*YOUR TASK:* What is the number of lines below that include "JSON"? Give that number alone.

*INPUT:*
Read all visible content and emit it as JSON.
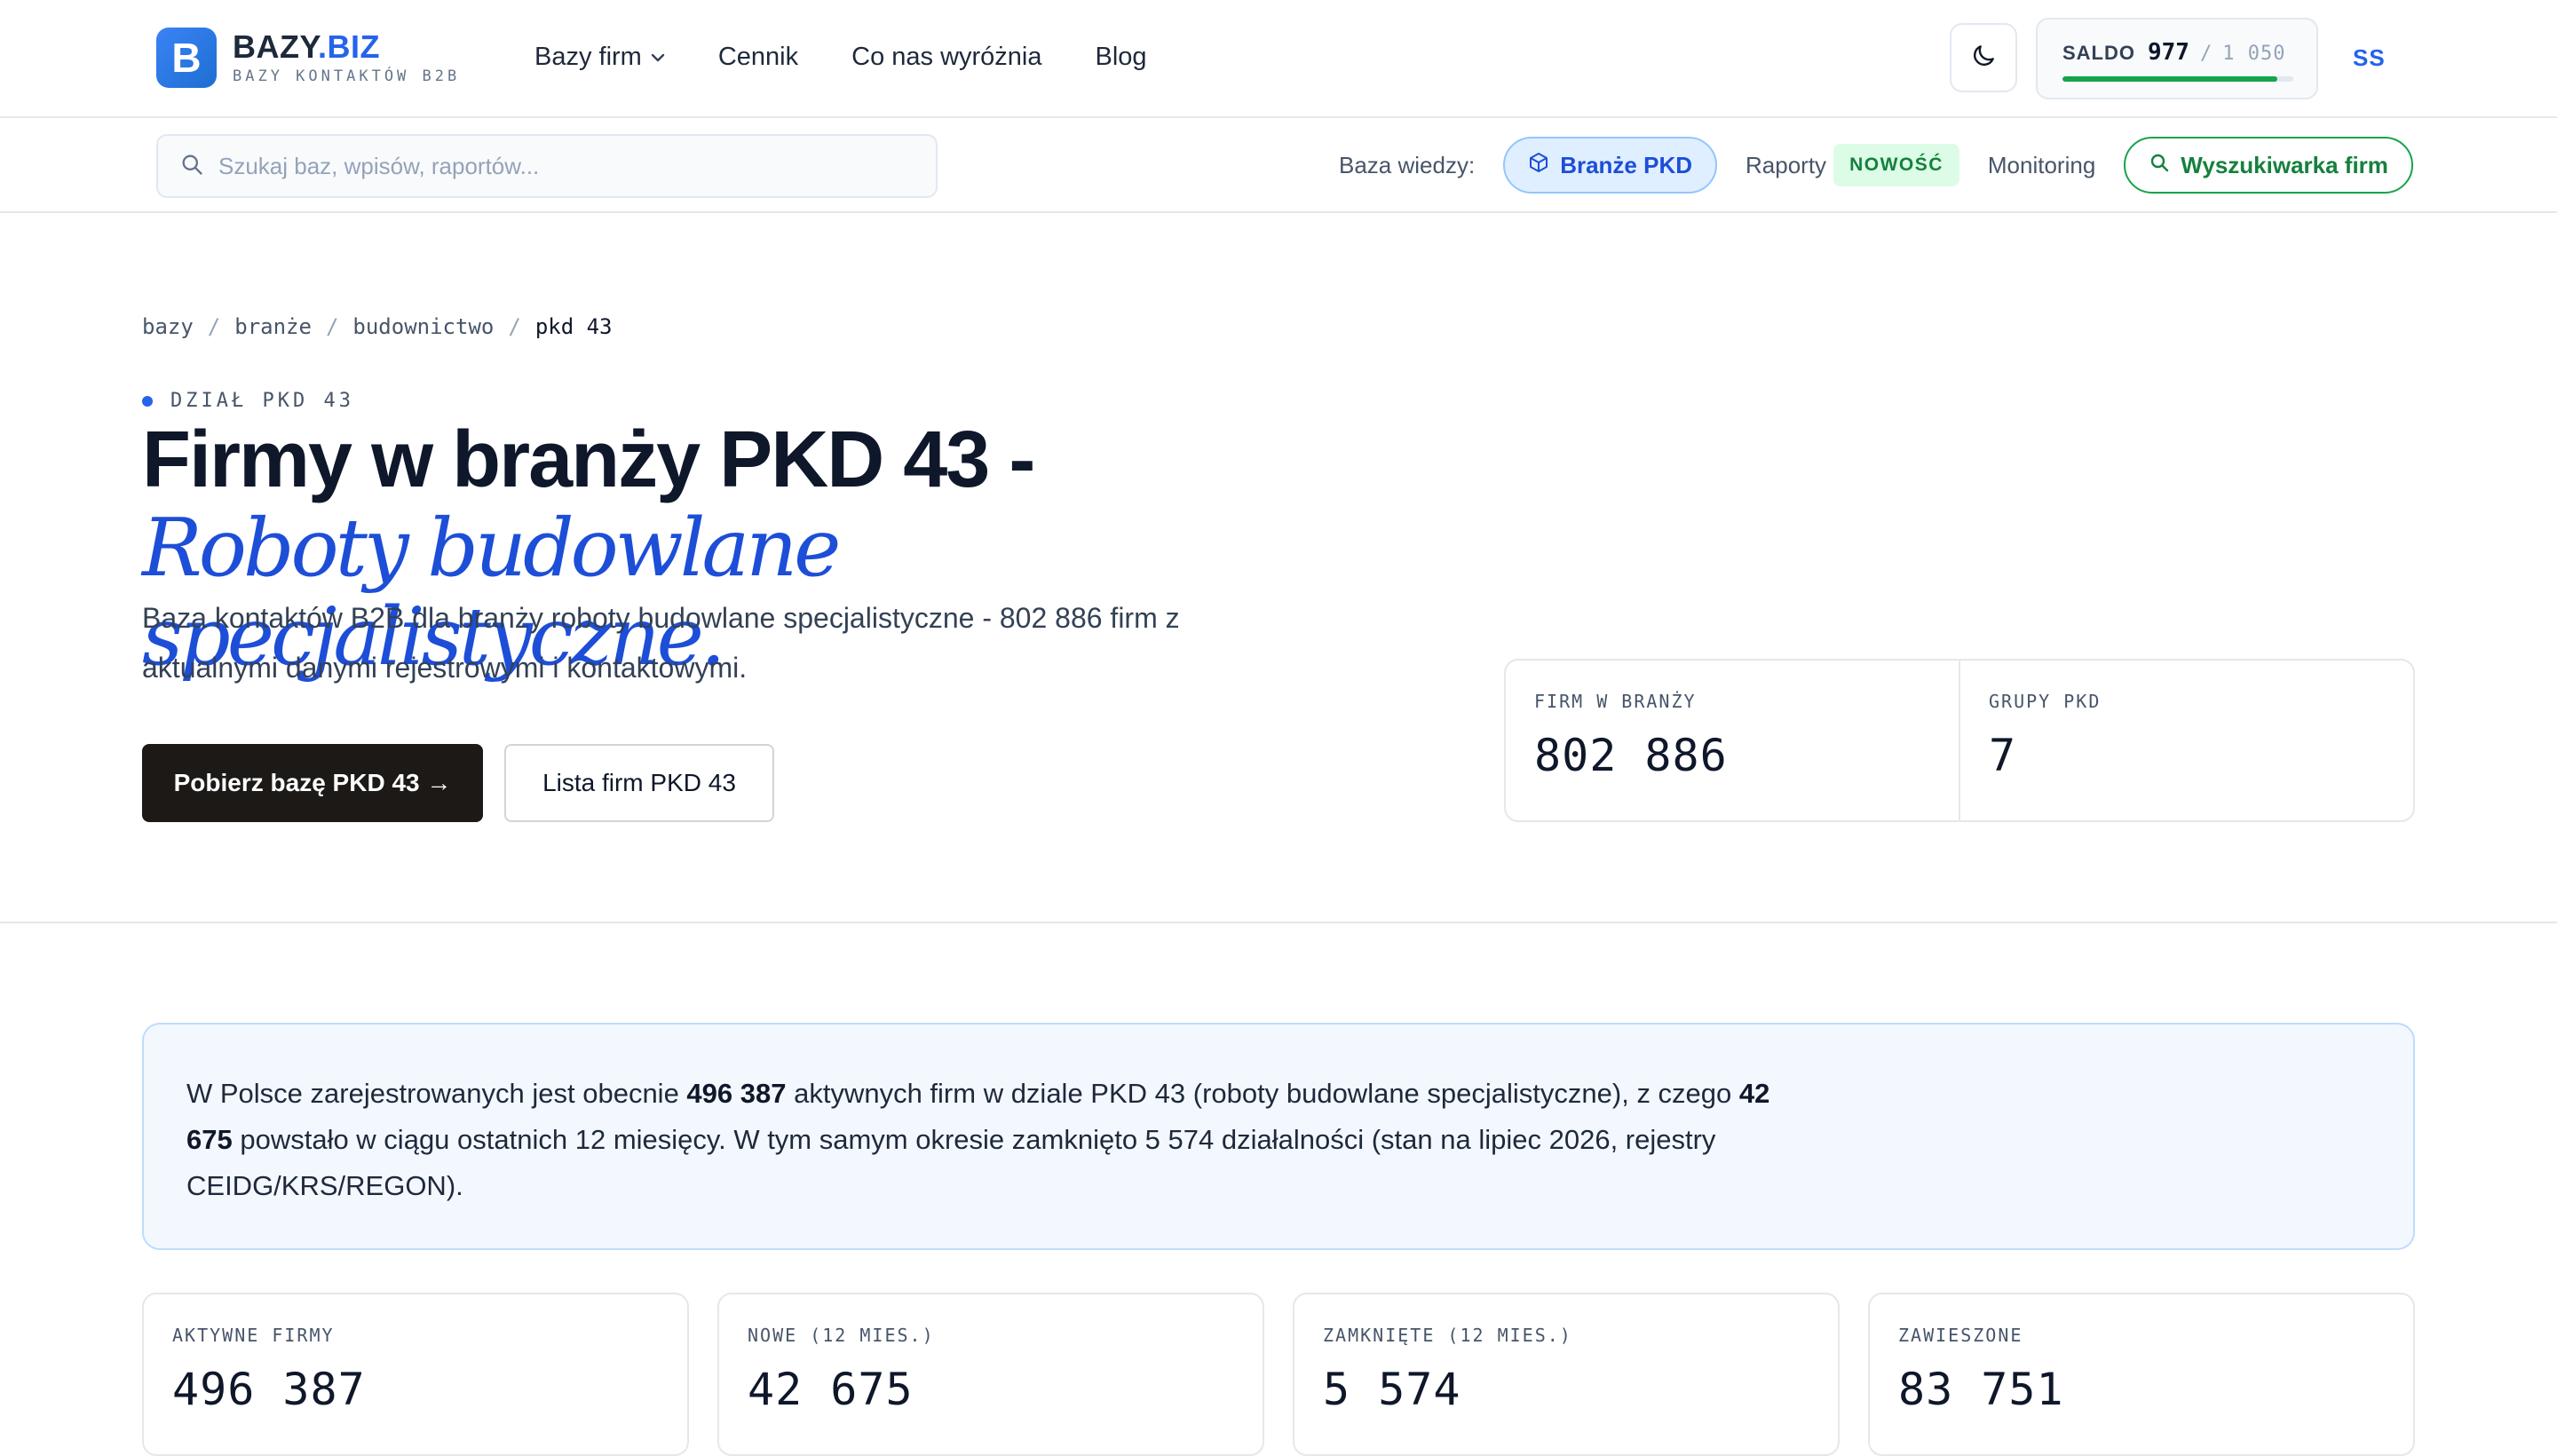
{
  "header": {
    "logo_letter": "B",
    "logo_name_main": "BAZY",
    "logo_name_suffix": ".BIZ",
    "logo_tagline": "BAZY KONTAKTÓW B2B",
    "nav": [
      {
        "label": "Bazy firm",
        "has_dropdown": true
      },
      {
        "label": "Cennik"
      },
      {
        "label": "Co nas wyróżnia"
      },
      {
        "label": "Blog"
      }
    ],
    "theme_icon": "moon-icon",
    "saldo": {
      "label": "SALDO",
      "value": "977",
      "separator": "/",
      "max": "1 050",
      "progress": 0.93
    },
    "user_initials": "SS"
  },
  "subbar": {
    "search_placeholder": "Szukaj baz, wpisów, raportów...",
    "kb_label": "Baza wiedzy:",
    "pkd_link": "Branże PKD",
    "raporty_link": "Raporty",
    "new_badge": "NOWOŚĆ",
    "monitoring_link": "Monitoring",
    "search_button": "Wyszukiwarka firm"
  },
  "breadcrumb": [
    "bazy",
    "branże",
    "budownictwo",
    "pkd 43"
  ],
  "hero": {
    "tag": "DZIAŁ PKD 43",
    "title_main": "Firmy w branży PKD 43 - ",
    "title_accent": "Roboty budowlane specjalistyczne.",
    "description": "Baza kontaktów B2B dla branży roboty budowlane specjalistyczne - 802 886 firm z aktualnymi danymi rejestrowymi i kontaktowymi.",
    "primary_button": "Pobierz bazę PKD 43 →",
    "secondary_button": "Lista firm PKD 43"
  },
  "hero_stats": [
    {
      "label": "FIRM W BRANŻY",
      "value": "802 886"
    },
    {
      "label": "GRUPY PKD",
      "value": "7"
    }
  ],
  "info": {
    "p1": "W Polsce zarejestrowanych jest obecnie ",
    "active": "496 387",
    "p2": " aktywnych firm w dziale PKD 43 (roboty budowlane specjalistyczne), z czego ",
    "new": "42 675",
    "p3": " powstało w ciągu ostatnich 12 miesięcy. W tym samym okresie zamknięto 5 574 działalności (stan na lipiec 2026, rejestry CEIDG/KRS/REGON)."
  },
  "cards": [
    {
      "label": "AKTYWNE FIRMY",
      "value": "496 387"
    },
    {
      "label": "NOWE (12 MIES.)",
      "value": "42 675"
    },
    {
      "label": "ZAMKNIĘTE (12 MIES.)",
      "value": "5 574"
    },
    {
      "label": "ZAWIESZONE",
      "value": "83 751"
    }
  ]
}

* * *

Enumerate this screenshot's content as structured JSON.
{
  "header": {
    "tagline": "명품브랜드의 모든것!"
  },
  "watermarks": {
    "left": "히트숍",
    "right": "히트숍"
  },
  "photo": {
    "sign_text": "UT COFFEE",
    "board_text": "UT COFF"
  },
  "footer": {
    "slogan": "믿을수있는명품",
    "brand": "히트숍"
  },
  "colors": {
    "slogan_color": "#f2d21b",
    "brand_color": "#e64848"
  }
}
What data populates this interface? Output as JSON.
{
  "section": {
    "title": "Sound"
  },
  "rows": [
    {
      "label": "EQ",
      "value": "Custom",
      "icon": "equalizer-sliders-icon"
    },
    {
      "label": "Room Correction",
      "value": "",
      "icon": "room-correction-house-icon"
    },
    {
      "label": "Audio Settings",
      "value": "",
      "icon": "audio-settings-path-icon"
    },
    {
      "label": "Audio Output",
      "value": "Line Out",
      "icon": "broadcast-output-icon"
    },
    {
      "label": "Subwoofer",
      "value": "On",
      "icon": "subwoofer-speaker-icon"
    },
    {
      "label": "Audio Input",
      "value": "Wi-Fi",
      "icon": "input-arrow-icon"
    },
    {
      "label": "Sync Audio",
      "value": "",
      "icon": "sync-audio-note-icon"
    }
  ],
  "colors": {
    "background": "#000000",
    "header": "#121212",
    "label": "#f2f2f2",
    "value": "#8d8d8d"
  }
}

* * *

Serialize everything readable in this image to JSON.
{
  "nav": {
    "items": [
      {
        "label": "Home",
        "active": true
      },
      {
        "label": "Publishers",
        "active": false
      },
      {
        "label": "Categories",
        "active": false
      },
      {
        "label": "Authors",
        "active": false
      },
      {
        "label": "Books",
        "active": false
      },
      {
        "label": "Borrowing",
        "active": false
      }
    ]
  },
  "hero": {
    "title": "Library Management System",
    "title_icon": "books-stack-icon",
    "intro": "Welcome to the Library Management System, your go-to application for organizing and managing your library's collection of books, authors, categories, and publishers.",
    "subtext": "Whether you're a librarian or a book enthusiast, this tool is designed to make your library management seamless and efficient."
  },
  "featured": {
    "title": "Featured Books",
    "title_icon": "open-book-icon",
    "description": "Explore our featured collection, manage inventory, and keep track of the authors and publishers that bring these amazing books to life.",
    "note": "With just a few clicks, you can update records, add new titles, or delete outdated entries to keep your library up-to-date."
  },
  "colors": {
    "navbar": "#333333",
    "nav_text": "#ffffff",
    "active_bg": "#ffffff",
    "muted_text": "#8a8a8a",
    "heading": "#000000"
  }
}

*TASK RESPONSE:* 4